▶ Problem:
If a line in the entries includes "Ultrasound", show that line.

*** Available records Section Begins ***

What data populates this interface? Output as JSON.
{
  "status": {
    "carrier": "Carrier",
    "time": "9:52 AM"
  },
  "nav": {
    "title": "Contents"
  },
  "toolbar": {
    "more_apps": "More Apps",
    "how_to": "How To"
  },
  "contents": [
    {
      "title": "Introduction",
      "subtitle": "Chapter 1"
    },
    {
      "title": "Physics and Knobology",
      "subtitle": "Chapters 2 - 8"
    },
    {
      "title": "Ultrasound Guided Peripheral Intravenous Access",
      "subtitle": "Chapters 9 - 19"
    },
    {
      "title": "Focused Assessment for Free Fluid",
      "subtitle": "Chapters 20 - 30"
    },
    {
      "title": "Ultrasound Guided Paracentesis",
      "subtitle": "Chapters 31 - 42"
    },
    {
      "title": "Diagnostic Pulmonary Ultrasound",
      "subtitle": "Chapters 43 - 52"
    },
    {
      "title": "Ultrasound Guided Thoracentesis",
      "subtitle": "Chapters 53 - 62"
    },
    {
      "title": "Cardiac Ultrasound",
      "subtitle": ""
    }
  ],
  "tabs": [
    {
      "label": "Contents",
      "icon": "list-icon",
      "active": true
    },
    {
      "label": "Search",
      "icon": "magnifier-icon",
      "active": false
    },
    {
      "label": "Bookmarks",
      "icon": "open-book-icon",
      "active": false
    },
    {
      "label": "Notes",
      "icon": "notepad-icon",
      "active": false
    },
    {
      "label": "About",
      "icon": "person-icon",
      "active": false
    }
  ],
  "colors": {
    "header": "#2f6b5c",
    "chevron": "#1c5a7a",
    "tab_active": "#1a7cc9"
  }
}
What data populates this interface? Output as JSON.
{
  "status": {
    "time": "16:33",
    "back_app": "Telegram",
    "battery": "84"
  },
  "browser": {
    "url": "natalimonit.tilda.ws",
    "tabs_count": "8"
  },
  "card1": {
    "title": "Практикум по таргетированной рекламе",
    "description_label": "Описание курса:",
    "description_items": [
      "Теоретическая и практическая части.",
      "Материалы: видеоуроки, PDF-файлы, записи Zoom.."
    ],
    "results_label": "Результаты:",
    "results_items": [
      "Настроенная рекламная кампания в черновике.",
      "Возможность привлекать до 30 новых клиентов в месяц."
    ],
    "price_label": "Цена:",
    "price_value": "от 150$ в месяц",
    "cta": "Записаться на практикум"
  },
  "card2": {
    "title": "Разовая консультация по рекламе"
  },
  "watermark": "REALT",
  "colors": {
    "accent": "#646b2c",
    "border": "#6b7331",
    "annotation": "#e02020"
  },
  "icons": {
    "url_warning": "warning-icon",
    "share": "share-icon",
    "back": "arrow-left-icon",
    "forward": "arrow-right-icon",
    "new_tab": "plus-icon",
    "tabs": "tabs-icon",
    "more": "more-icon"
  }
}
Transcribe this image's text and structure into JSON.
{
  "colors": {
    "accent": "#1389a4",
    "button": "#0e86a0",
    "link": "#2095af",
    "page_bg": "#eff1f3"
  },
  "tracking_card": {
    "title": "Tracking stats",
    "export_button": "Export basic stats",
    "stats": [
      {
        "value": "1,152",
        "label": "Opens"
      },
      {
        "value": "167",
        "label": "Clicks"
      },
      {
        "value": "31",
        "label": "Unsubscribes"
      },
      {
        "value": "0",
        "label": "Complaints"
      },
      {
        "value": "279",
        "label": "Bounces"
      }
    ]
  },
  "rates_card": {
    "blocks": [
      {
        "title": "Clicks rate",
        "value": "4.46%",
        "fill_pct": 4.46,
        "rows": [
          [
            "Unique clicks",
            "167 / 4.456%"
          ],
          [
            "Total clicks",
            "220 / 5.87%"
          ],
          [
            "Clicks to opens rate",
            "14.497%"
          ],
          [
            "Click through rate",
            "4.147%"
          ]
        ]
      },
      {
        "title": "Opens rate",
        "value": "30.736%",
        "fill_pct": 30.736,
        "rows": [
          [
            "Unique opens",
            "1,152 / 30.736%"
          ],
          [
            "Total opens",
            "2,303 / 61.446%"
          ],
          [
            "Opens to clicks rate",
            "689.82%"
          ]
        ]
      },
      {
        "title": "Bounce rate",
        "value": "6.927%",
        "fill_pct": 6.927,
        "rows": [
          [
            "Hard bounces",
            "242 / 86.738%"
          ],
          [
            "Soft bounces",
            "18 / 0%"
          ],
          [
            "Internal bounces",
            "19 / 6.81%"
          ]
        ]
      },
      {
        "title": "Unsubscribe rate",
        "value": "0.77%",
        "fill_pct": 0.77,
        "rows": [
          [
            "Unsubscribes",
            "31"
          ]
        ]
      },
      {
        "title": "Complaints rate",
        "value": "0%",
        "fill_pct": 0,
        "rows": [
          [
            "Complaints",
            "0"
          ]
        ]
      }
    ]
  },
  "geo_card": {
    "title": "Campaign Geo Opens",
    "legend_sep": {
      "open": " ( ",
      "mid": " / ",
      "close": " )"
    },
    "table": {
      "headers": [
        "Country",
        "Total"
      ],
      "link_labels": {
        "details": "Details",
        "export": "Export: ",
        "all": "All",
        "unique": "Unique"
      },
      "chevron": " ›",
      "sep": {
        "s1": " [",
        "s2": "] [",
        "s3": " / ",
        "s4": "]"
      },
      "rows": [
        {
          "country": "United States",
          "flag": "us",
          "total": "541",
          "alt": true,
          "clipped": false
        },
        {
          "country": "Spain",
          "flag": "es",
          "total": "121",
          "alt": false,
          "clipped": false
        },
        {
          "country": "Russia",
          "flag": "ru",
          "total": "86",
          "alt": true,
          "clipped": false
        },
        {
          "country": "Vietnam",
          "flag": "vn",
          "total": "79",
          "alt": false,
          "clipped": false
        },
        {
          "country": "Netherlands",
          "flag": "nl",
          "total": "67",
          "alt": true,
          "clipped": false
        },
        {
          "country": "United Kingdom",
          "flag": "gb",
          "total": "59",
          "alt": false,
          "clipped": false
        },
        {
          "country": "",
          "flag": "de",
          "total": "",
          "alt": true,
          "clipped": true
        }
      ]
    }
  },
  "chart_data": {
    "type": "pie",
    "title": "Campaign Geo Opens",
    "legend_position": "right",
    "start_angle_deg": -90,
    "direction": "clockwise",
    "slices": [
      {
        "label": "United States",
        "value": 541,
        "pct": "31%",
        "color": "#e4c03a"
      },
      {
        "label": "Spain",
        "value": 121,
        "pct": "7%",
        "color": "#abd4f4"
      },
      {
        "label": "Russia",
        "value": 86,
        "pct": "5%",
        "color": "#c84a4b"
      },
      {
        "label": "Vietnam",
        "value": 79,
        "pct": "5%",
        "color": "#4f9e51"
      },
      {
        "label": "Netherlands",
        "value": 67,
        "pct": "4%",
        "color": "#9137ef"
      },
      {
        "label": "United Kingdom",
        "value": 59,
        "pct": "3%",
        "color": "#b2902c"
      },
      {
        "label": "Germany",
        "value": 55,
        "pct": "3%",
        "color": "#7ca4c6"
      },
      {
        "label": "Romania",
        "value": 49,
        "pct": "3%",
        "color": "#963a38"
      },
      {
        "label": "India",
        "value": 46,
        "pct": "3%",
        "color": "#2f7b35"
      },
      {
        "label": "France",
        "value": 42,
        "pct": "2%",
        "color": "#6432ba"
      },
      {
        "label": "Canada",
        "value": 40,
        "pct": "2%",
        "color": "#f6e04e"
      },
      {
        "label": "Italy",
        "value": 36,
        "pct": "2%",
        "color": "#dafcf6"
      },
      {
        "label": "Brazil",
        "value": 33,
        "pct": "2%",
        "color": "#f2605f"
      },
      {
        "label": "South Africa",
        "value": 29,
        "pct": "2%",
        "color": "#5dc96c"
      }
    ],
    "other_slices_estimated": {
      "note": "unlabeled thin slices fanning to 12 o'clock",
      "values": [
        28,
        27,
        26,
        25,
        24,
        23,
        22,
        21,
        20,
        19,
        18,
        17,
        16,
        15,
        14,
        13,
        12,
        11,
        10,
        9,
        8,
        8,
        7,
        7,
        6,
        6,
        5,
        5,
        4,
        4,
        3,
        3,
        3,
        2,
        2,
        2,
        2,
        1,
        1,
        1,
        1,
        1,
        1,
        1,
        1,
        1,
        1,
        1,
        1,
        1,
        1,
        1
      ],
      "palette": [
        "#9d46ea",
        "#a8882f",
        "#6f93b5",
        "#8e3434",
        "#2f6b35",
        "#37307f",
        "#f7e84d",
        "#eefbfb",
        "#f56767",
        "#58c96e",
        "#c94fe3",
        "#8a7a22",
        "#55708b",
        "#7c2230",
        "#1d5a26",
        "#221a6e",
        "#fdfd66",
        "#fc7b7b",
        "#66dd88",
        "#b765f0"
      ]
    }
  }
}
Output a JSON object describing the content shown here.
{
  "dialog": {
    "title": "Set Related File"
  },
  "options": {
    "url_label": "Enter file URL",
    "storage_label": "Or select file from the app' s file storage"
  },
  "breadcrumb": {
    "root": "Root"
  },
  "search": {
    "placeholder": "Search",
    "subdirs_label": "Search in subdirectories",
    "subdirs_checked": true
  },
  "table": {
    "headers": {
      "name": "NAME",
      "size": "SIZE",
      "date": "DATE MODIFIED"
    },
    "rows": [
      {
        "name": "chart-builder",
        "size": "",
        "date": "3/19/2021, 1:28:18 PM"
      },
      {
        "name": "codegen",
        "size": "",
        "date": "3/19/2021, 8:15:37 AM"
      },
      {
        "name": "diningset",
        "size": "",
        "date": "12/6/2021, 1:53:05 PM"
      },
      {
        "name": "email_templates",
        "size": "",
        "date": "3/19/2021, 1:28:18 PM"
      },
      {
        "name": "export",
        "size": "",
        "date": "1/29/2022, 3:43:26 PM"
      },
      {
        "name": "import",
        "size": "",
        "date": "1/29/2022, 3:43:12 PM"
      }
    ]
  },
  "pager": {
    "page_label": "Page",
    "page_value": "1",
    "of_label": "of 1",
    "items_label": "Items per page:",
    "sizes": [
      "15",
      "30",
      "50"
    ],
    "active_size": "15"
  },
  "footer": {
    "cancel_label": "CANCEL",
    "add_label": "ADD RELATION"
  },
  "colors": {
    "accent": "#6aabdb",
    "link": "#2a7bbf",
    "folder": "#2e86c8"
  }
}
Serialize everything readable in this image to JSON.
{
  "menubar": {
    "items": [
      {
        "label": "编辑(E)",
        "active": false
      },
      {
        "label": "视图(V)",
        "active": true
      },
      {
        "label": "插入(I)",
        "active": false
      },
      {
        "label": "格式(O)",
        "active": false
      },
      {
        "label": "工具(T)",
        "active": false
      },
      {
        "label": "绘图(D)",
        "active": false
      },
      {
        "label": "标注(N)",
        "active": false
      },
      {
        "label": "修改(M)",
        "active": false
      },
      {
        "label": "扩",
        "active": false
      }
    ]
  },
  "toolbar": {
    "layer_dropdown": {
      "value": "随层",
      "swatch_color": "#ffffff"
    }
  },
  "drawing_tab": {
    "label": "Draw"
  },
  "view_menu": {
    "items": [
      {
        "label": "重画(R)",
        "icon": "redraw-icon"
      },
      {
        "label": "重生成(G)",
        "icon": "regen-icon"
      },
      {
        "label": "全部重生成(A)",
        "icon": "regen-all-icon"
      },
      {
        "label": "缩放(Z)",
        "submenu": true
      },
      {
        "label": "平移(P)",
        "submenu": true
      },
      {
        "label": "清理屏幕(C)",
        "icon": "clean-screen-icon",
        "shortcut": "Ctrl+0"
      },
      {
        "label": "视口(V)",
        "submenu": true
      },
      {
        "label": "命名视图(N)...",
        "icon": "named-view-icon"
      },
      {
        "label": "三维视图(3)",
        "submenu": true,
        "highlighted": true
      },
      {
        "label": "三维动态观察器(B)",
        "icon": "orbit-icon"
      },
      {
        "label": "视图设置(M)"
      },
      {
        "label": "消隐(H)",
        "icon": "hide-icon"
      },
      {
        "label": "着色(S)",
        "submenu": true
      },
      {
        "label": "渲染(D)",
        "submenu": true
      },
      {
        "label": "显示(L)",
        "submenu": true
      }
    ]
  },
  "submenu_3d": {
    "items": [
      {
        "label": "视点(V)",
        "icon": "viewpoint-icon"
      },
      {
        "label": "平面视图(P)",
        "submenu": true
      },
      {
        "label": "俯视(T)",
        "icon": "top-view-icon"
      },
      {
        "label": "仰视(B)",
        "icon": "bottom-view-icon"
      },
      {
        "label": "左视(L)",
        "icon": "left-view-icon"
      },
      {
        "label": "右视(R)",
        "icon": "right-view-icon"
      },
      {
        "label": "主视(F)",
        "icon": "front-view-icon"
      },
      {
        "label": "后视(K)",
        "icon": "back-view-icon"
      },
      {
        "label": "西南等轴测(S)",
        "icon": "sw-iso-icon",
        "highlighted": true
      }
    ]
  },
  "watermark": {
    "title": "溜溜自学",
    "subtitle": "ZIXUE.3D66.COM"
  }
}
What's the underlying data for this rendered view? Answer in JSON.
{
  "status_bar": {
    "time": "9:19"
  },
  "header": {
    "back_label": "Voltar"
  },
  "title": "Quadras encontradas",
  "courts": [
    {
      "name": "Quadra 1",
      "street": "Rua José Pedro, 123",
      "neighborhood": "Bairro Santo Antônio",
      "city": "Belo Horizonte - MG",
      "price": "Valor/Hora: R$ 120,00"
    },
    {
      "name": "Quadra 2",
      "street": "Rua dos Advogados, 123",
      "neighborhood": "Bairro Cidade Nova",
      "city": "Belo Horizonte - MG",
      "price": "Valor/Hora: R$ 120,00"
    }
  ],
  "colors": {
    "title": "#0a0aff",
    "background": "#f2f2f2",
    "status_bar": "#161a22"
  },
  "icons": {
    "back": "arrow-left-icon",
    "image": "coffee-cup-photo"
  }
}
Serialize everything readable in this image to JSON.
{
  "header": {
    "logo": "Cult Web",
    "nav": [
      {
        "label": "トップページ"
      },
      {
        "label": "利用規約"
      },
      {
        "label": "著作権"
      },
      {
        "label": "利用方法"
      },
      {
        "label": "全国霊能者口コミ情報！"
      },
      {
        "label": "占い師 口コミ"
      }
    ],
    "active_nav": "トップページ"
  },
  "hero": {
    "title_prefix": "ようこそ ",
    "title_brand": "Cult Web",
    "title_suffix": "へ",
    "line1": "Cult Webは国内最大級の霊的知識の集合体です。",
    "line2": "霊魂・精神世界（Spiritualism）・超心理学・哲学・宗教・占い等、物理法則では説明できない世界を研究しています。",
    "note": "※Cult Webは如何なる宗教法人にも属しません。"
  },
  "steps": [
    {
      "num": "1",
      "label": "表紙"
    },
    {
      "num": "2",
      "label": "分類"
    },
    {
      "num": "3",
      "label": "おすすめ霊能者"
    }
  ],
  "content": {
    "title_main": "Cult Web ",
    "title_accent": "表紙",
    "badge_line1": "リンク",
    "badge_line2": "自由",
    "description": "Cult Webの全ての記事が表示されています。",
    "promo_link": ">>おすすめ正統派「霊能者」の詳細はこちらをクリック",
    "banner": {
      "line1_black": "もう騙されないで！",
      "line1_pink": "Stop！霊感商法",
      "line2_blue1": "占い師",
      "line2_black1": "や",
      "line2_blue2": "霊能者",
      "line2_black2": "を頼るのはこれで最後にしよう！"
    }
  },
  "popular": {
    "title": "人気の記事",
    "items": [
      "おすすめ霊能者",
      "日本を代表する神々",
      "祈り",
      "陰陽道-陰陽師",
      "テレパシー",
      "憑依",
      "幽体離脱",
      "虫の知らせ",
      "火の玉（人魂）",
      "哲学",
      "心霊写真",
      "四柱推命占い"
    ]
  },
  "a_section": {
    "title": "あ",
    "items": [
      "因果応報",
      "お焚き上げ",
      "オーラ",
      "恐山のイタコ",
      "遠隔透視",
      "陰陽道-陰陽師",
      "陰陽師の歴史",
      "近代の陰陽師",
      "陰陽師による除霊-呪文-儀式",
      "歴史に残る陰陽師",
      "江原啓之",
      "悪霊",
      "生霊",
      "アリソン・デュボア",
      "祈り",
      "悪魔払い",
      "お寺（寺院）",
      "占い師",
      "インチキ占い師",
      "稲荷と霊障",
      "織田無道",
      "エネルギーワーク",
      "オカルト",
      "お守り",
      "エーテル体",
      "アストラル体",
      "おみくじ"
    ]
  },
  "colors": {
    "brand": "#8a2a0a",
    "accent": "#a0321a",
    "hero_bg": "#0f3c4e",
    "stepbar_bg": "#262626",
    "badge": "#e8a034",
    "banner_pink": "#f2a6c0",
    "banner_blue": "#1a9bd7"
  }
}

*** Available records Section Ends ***

▶ Written response:
      "title": "Ultrasound Guided Peripheral Intravenous Access",
      "title": "Ultrasound Guided Paracentesis",
      "title": "Diagnostic Pulmonary Ultrasound",
      "title": "Ultrasound Guided Thoracentesis",
      "title": "Cardiac Ultrasound",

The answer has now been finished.